The UK government and parliament will formally debate on Monday 9 November whether football stadiums should be at least partially re-opened to fans at all levels of the game.
As a result of the ongoing coronavirus crisis, football stadiums have been shut to the public since March and all games bar a handful of test events subsequently played behind closed doors.
There were plans to gradually allow limited numbers of fans back in to watch live games from the start of this month, only for concern over rising numbers of cases to see it postponed.
There has been ongoing criticism over the continued forced closure of football stadiums and other outdoor sporting venues, particularly when many indoor aspects of normal life have resumed in some capacity, including re-opening cinemas, pubs, bars and restaurants.
A petition lobbying the UK government to ‘allow football fans to attend matches at all levels’ has gained the necessary traction and will be debated in just over three weeks’ time. Any petition requires at least 100,000 signatures to qualify for a formal debate in UK parliament and, at the time of writing, this petition has nearly double that at just under 197,000.
It argues: “Football is a powerful tool of which allows a range of benefits such as employment, and other important aspects of life. Football can be associated with passion, emotion, excitement and dedication across the community. With Fans attending football games a range of economic benefits are there too.”
The movement to re-open stadiums is endorsed by clubs and various bodies within the sport, with the Premier League, FA, EFL, WSL and Women’s Championship publishing a collective open letter last week, urging the government to re-open stadiums.
“With the EFL, Premier League, Women’s Super League and Women’s Championship already staging 11 successful test events recently, we have demonstrated that we can deliver matches safely. The sooner we can return, the sooner we can reunite communities and support local jobs, livelihoods, regional businesses and also the national economy,” the open letter explained.
“We will continue to urge Government to allow us to return fans safely to stadiums. It is positive progress that major arts and music venues have been told they can run socially-distanced events indoors. And now football should be allowed to do the same - in highly regulated and stewarded outdoor environments.”
While outdoors is considered safer than indoors, actually watching games in spaced apart wouldn’t be the main hurdle for the safe return of fans. The greater issue is people getting to the venues and then being able to safely navigate inside and outside the stadium both before and afterwards.
In the open letter, proposed measures to make stadiums safe for returning fans included screening supporters on arrival, temperature checks, requiring masks to be worn, one-way systems, a code of conduct that must be adhered to by every individual and thorough deep cleaning practices.

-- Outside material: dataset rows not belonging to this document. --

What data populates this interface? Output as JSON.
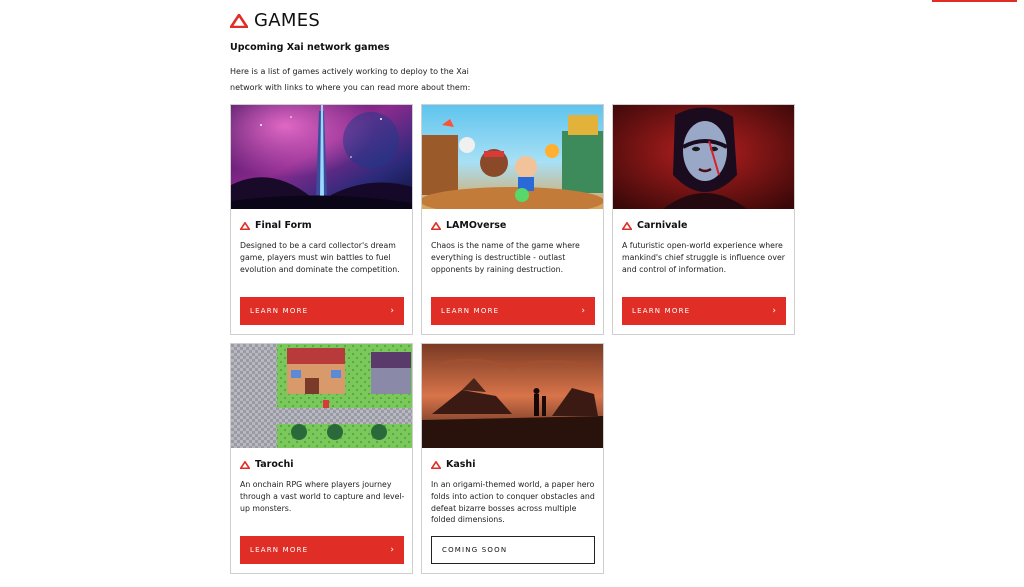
{
  "header": {
    "title": "GAMES",
    "logo_icon": "triangle-logo-icon"
  },
  "section": {
    "subtitle": "Upcoming Xai network games",
    "intro": "Here is a list of games actively working to deploy to the Xai network with links to where you can read more about them:"
  },
  "colors": {
    "accent": "#e02e26",
    "border": "#cfcfcf",
    "text": "#111111"
  },
  "cards": [
    {
      "title": "Final Form",
      "description": "Designed to be a card collector's dream game, players must win battles to fuel evolution and dominate the competition.",
      "button_label": "LEARN MORE",
      "button_icon": "chevron-right-icon"
    },
    {
      "title": "LAMOverse",
      "description": "Chaos is the name of the game where everything is destructible - outlast opponents by raining destruction.",
      "button_label": "LEARN MORE",
      "button_icon": "chevron-right-icon"
    },
    {
      "title": "Carnivale",
      "description": "A futuristic open-world experience where mankind's chief struggle is influence over and control of information.",
      "button_label": "LEARN MORE",
      "button_icon": "chevron-right-icon"
    },
    {
      "title": "Tarochi",
      "description": "An onchain RPG where players journey through a vast world to capture and level-up monsters.",
      "button_label": "LEARN MORE",
      "button_icon": "chevron-right-icon"
    },
    {
      "title": "Kashi",
      "description": "In an origami-themed world, a paper hero folds into action to conquer obstacles and defeat bizarre bosses across multiple folded dimensions.",
      "button_label": "COMING SOON"
    }
  ]
}
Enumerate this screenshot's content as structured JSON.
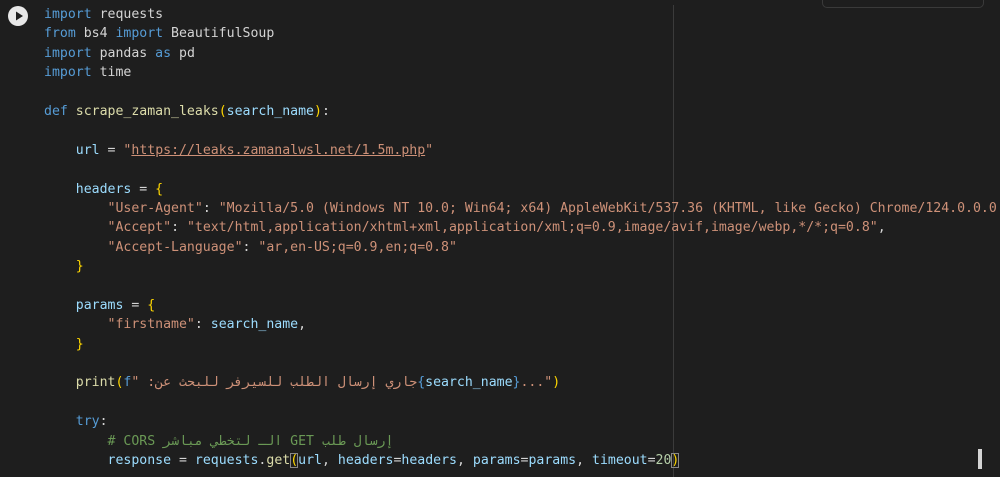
{
  "cell": {
    "run_button_label": "Run cell",
    "cursor_label": "Text cursor"
  },
  "code": {
    "l1_kw": "import",
    "l1_mod": " requests",
    "l2_kw1": "from",
    "l2_mod": " bs4 ",
    "l2_kw2": "import",
    "l2_name": " BeautifulSoup",
    "l3_kw1": "import",
    "l3_mod": " pandas ",
    "l3_kw2": "as",
    "l3_alias": " pd",
    "l4_kw": "import",
    "l4_mod": " time",
    "l6_def": "def",
    "l6_fn": "scrape_zaman_leaks",
    "l6_open": "(",
    "l6_param": "search_name",
    "l6_close": ")",
    "l6_colon": ":",
    "l8_var": "url",
    "l8_eq": " = ",
    "l8_q1": "\"",
    "l8_url": "https://leaks.zamanalwsl.net/1.5m.php",
    "l8_q2": "\"",
    "l10_var": "headers",
    "l10_eq": " = ",
    "l10_brace": "{",
    "l11_key": "\"User-Agent\"",
    "l11_colon": ": ",
    "l11_val": "\"Mozilla/5.0 (Windows NT 10.0; Win64; x64) AppleWebKit/537.36 (KHTML, like Gecko) Chrome/124.0.0.0",
    "l12_key": "\"Accept\"",
    "l12_colon": ": ",
    "l12_val": "\"text/html,application/xhtml+xml,application/xml;q=0.9,image/avif,image/webp,*/*;q=0.8\"",
    "l12_comma": ",",
    "l13_key": "\"Accept-Language\"",
    "l13_colon": ": ",
    "l13_val": "\"ar,en-US;q=0.9,en;q=0.8\"",
    "l14_brace": "}",
    "l16_var": "params",
    "l16_eq": " = ",
    "l16_brace": "{",
    "l17_key": "\"firstname\"",
    "l17_colon": ": ",
    "l17_val": "search_name",
    "l17_comma": ",",
    "l18_brace": "}",
    "l20_fn": "print",
    "l20_open": "(",
    "l20_fprefix": "f",
    "l20_q": "\"",
    "l20_ar": "جاري إرسال الطلب للسيرفر للبحث عن: ",
    "l20_b1": "{",
    "l20_interp": "search_name",
    "l20_b2": "}",
    "l20_tail": "...\"",
    "l20_close": ")",
    "l22_kw": "try",
    "l22_colon": ":",
    "l23_hash": "# ",
    "l23_comment": "إرسال طلب GET الـ لتخطي مباشر CORS",
    "l24_var": "response",
    "l24_eq": " = ",
    "l24_obj": "requests",
    "l24_dot": ".",
    "l24_fn": "get",
    "l24_open": "(",
    "l24_a1": "url",
    "l24_c1": ", ",
    "l24_k1": "headers",
    "l24_e1": "=",
    "l24_v1": "headers",
    "l24_c2": ", ",
    "l24_k2": "params",
    "l24_e2": "=",
    "l24_v2": "params",
    "l24_c3": ", ",
    "l24_k3": "timeout",
    "l24_e3": "=",
    "l24_num": "20",
    "l24_close": ")"
  },
  "colors": {
    "background": "#1e1e1e",
    "keyword": "#569cd6",
    "function": "#dcdcaa",
    "string": "#ce9178",
    "variable": "#9cdcfe",
    "number": "#b5cea8",
    "comment": "#6a9955",
    "bracket_level1": "#ffd700",
    "bracket_level2": "#da70d6"
  },
  "icons": {
    "run": "play-circle-icon"
  }
}
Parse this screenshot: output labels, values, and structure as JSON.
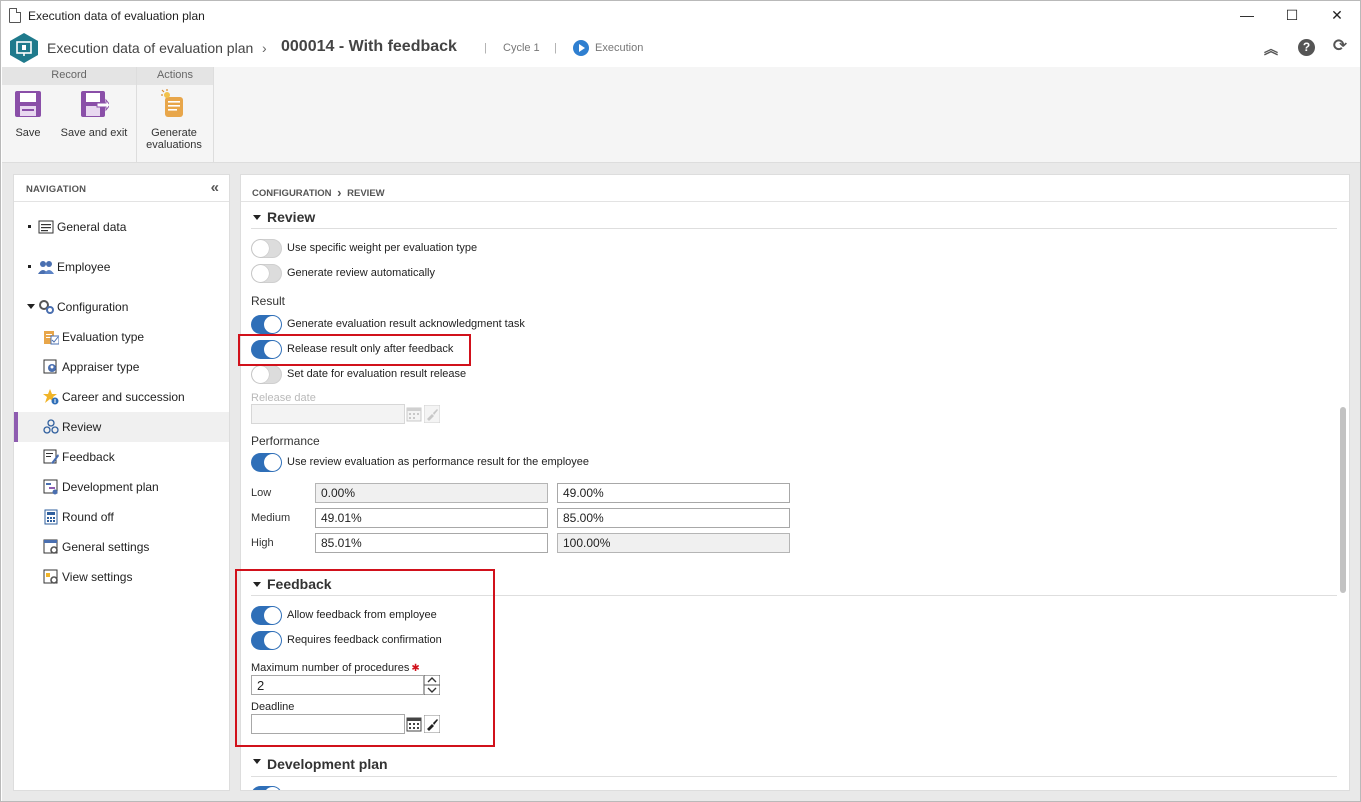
{
  "window": {
    "title": "Execution data of evaluation plan",
    "minimize": "—",
    "maximize": "☐",
    "close": "✕"
  },
  "header": {
    "breadcrumb_root": "Execution data of evaluation plan",
    "separator": "›",
    "record_title": "000014 - With feedback",
    "divider": "|",
    "cycle": "Cycle 1",
    "status": "Execution",
    "collapse_glyph": "︽",
    "help_glyph": "?",
    "refresh_glyph": "⟳",
    "accent_color": "#1f7a8c"
  },
  "ribbon": {
    "groups": [
      {
        "label": "Record"
      },
      {
        "label": "Actions"
      }
    ],
    "buttons": {
      "save": "Save",
      "save_exit": "Save and exit",
      "generate_line1": "Generate",
      "generate_line2": "evaluations"
    }
  },
  "navigation": {
    "header": "NAVIGATION",
    "collapse_glyph": "«",
    "items": [
      {
        "label": "General data",
        "icon": "form-icon"
      },
      {
        "label": "Employee",
        "icon": "users-icon"
      },
      {
        "label": "Configuration",
        "icon": "gears-icon"
      },
      {
        "label": "Evaluation type",
        "icon": "evaluation-type-icon"
      },
      {
        "label": "Appraiser type",
        "icon": "appraiser-icon"
      },
      {
        "label": "Career and succession",
        "icon": "star-icon"
      },
      {
        "label": "Review",
        "icon": "review-icon"
      },
      {
        "label": "Feedback",
        "icon": "feedback-icon"
      },
      {
        "label": "Development plan",
        "icon": "development-plan-icon"
      },
      {
        "label": "Round off",
        "icon": "calculator-icon"
      },
      {
        "label": "General settings",
        "icon": "settings-icon"
      },
      {
        "label": "View settings",
        "icon": "view-settings-icon"
      }
    ],
    "selected": "Review",
    "selected_color": "#8e5cb0"
  },
  "content": {
    "breadcrumb": [
      "CONFIGURATION",
      "REVIEW"
    ],
    "crumb_sep": "›",
    "review": {
      "title": "Review",
      "toggles": [
        {
          "label": "Use specific weight per evaluation type",
          "on": false
        },
        {
          "label": "Generate review automatically",
          "on": false
        }
      ],
      "result_label": "Result",
      "result_toggles": [
        {
          "label": "Generate evaluation result acknowledgment task",
          "on": true
        },
        {
          "label": "Release result only after feedback",
          "on": true
        },
        {
          "label": "Set date for evaluation result release",
          "on": false
        }
      ],
      "release_date_label": "Release date",
      "release_date_value": "",
      "performance_label": "Performance",
      "performance_toggle": {
        "label": "Use review evaluation as performance result for the employee",
        "on": true
      },
      "performance_rows": [
        {
          "label": "Low",
          "from": "0.00%",
          "to": "49.00%"
        },
        {
          "label": "Medium",
          "from": "49.01%",
          "to": "85.00%"
        },
        {
          "label": "High",
          "from": "85.01%",
          "to": "100.00%"
        }
      ]
    },
    "feedback": {
      "title": "Feedback",
      "toggles": [
        {
          "label": "Allow feedback from employee",
          "on": true
        },
        {
          "label": "Requires feedback confirmation",
          "on": true
        }
      ],
      "max_procedures_label": "Maximum number of procedures",
      "required_glyph": "✱",
      "max_procedures_value": "2",
      "deadline_label": "Deadline",
      "deadline_value": ""
    },
    "development_plan": {
      "title": "Development plan"
    }
  },
  "highlight_color": "#d1111b",
  "toggle_on_color": "#2f6fb8"
}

At least one Premier League club has engaged in a risk assessment over the use of one-way systems on rows and gangways to ensure that fans would not be crossing paths to get to and from seats.